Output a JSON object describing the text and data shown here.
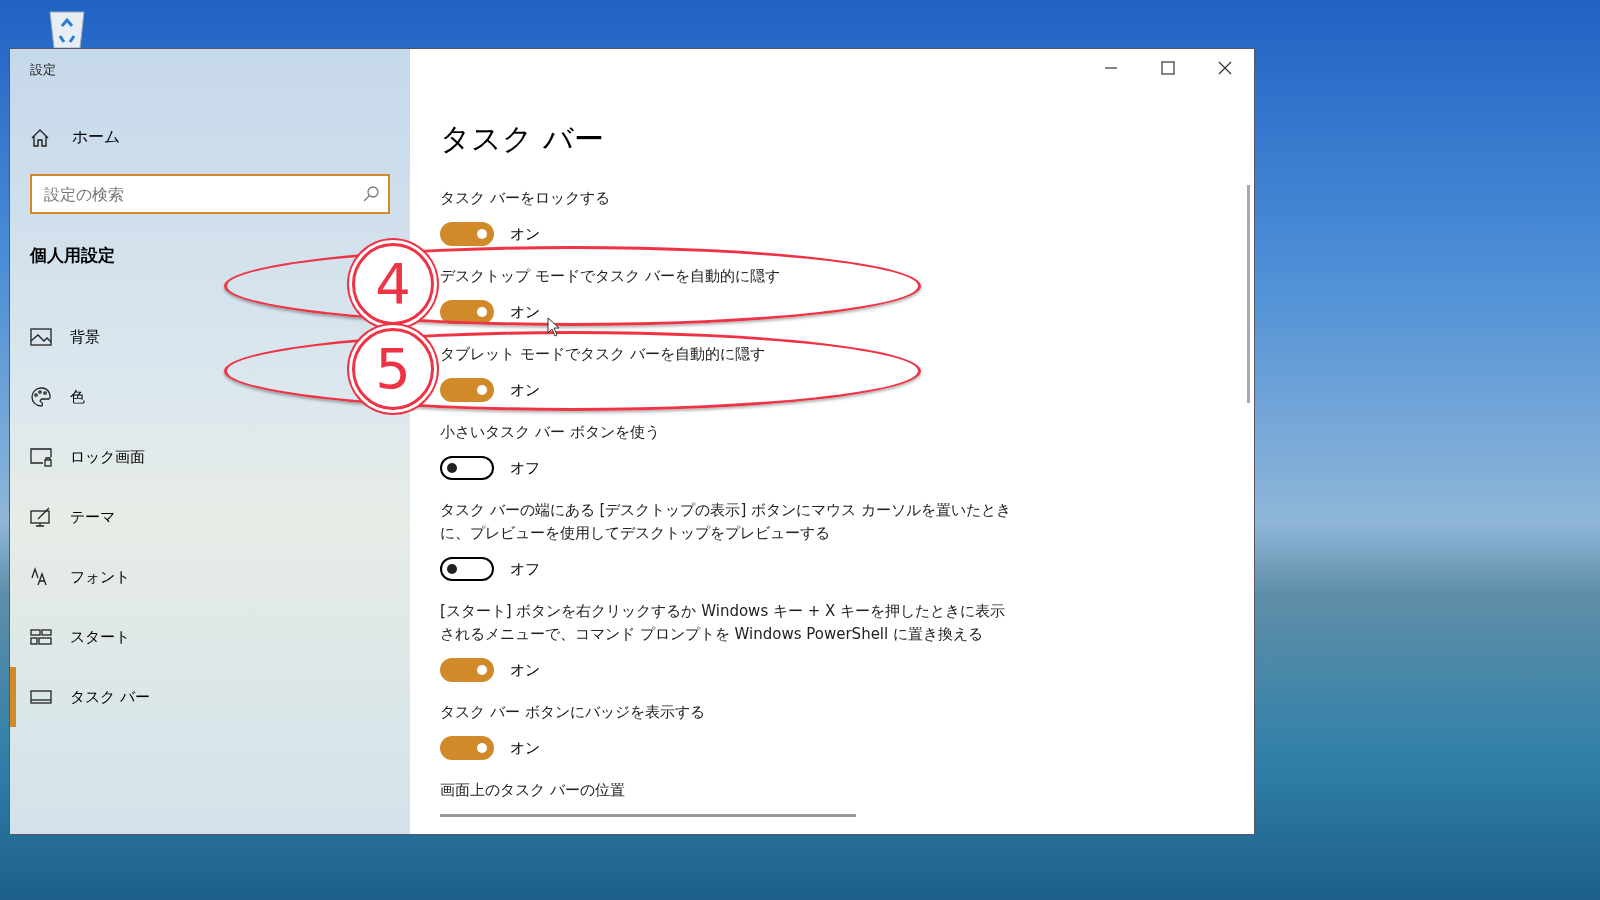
{
  "window": {
    "title": "設定"
  },
  "sidebar": {
    "home": "ホーム",
    "search": {
      "placeholder": "設定の検索"
    },
    "section": "個人用設定",
    "items": [
      {
        "label": "背景",
        "kind": "picture",
        "selected": false
      },
      {
        "label": "色",
        "kind": "palette",
        "selected": false
      },
      {
        "label": "ロック画面",
        "kind": "lockscreen",
        "selected": false
      },
      {
        "label": "テーマ",
        "kind": "theme",
        "selected": false
      },
      {
        "label": "フォント",
        "kind": "font",
        "selected": false
      },
      {
        "label": "スタート",
        "kind": "start",
        "selected": false
      },
      {
        "label": "タスク バー",
        "kind": "taskbar",
        "selected": true
      }
    ]
  },
  "page": {
    "title": "タスク バー",
    "settings": [
      {
        "label": "タスク バーをロックする",
        "on": true,
        "state": "オン"
      },
      {
        "label": "デスクトップ モードでタスク バーを自動的に隠す",
        "on": true,
        "state": "オン"
      },
      {
        "label": "タブレット モードでタスク バーを自動的に隠す",
        "on": true,
        "state": "オン"
      },
      {
        "label": "小さいタスク バー ボタンを使う",
        "on": false,
        "state": "オフ"
      },
      {
        "label": "タスク バーの端にある [デスクトップの表示] ボタンにマウス カーソルを置いたときに、プレビューを使用してデスクトップをプレビューする",
        "on": false,
        "state": "オフ"
      },
      {
        "label": "[スタート] ボタンを右クリックするか Windows キー + X キーを押したときに表示されるメニューで、コマンド プロンプトを Windows PowerShell に置き換える",
        "on": true,
        "state": "オン"
      },
      {
        "label": "タスク バー ボタンにバッジを表示する",
        "on": true,
        "state": "オン"
      }
    ],
    "last_label": "画面上のタスク バーの位置"
  },
  "annotations": [
    {
      "number": "4"
    },
    {
      "number": "5"
    }
  ]
}
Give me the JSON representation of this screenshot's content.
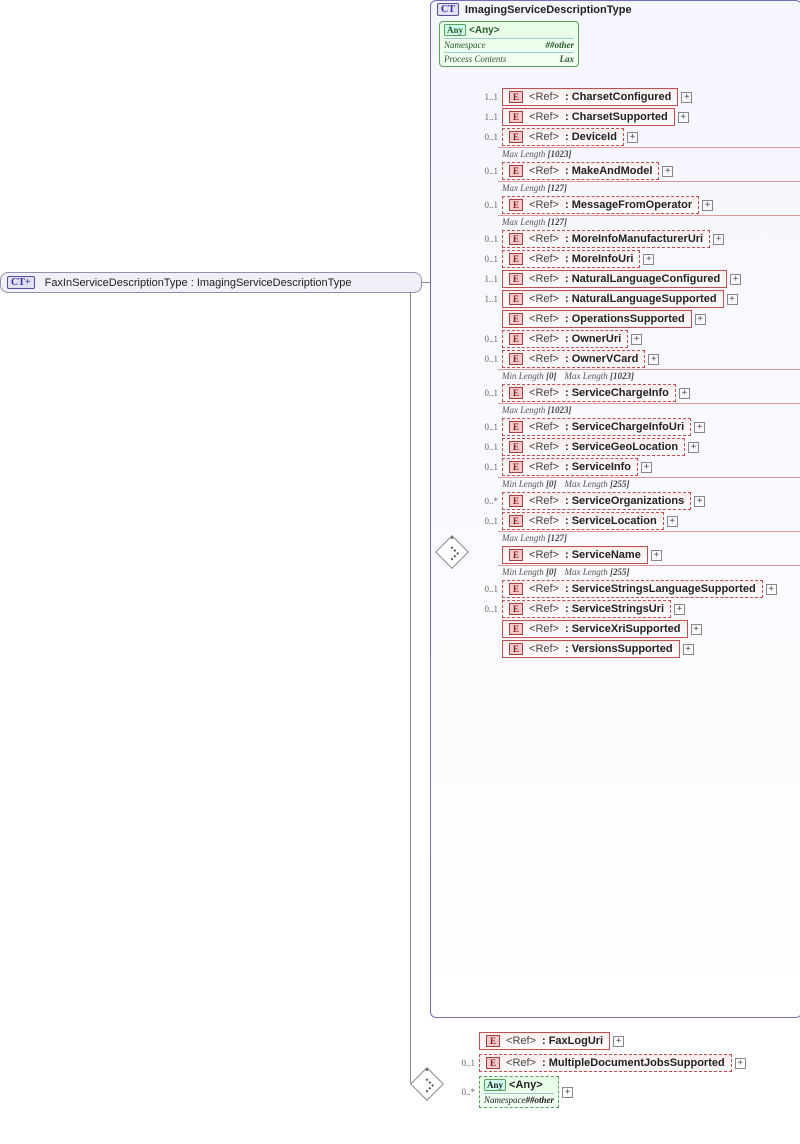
{
  "root": {
    "label": "FaxInServiceDescriptionType : ImagingServiceDescriptionType"
  },
  "ct": {
    "title": "ImagingServiceDescriptionType",
    "any": {
      "label": "<Any>",
      "kv": [
        {
          "k": "Namespace",
          "v": "##other"
        },
        {
          "k": "Process Contents",
          "v": "Lax"
        }
      ]
    },
    "elements": [
      {
        "occurs": "1..1",
        "name": "CharsetConfigured",
        "dashed": false,
        "expand": true
      },
      {
        "occurs": "1..1",
        "name": "CharsetSupported",
        "dashed": false,
        "expand": true
      },
      {
        "occurs": "0..1",
        "name": "DeviceId",
        "dashed": true,
        "expand": true,
        "meta": [
          {
            "k": "Max Length",
            "v": "[1023]"
          }
        ]
      },
      {
        "occurs": "0..1",
        "name": "MakeAndModel",
        "dashed": true,
        "expand": true,
        "meta": [
          {
            "k": "Max Length",
            "v": "[127]"
          }
        ]
      },
      {
        "occurs": "0..1",
        "name": "MessageFromOperator",
        "dashed": true,
        "expand": true,
        "meta": [
          {
            "k": "Max Length",
            "v": "[127]"
          }
        ]
      },
      {
        "occurs": "0..1",
        "name": "MoreInfoManufacturerUri",
        "dashed": true,
        "expand": true
      },
      {
        "occurs": "0..1",
        "name": "MoreInfoUri",
        "dashed": true,
        "expand": true
      },
      {
        "occurs": "1..1",
        "name": "NaturalLanguageConfigured",
        "dashed": false,
        "expand": true
      },
      {
        "occurs": "1..1",
        "name": "NaturalLanguageSupported",
        "dashed": false,
        "expand": true
      },
      {
        "occurs": "",
        "name": "OperationsSupported",
        "dashed": false,
        "expand": true
      },
      {
        "occurs": "0..1",
        "name": "OwnerUri",
        "dashed": true,
        "expand": true
      },
      {
        "occurs": "0..1",
        "name": "OwnerVCard",
        "dashed": true,
        "expand": true,
        "meta": [
          {
            "k": "Min Length",
            "v": "[0]"
          },
          {
            "k": "Max Length",
            "v": "[1023]"
          }
        ]
      },
      {
        "occurs": "0..1",
        "name": "ServiceChargeInfo",
        "dashed": true,
        "expand": true,
        "meta": [
          {
            "k": "Max Length",
            "v": "[1023]"
          }
        ]
      },
      {
        "occurs": "0..1",
        "name": "ServiceChargeInfoUri",
        "dashed": true,
        "expand": true
      },
      {
        "occurs": "0..1",
        "name": "ServiceGeoLocation",
        "dashed": true,
        "expand": true
      },
      {
        "occurs": "0..1",
        "name": "ServiceInfo",
        "dashed": true,
        "expand": true,
        "meta": [
          {
            "k": "Min Length",
            "v": "[0]"
          },
          {
            "k": "Max Length",
            "v": "[255]"
          }
        ]
      },
      {
        "occurs": "0..*",
        "name": "ServiceOrganizations",
        "dashed": true,
        "expand": true
      },
      {
        "occurs": "0..1",
        "name": "ServiceLocation",
        "dashed": true,
        "expand": true,
        "meta": [
          {
            "k": "Max Length",
            "v": "[127]"
          }
        ]
      },
      {
        "occurs": "",
        "name": "ServiceName",
        "dashed": false,
        "expand": true,
        "meta": [
          {
            "k": "Min Length",
            "v": "[0]"
          },
          {
            "k": "Max Length",
            "v": "[255]"
          }
        ]
      },
      {
        "occurs": "0..1",
        "name": "ServiceStringsLanguageSupported",
        "dashed": true,
        "expand": true
      },
      {
        "occurs": "0..1",
        "name": "ServiceStringsUri",
        "dashed": true,
        "expand": true
      },
      {
        "occurs": "",
        "name": "ServiceXriSupported",
        "dashed": false,
        "expand": true
      },
      {
        "occurs": "",
        "name": "VersionsSupported",
        "dashed": false,
        "expand": true
      }
    ]
  },
  "ext": {
    "elements": [
      {
        "occurs": "",
        "name": "FaxLogUri",
        "dashed": false,
        "expand": true
      },
      {
        "occurs": "0..1",
        "name": "MultipleDocumentJobsSupported",
        "dashed": true,
        "expand": true
      }
    ],
    "any": {
      "occurs": "0..*",
      "namespace": "##other"
    }
  }
}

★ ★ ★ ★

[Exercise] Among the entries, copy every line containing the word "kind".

[Your solution]
        "kind": "picture",
        "kind": "palette",
        "kind": "lockscreen",
        "kind": "theme",
        "kind": "font",
        "kind": "start",
        "kind": "taskbar",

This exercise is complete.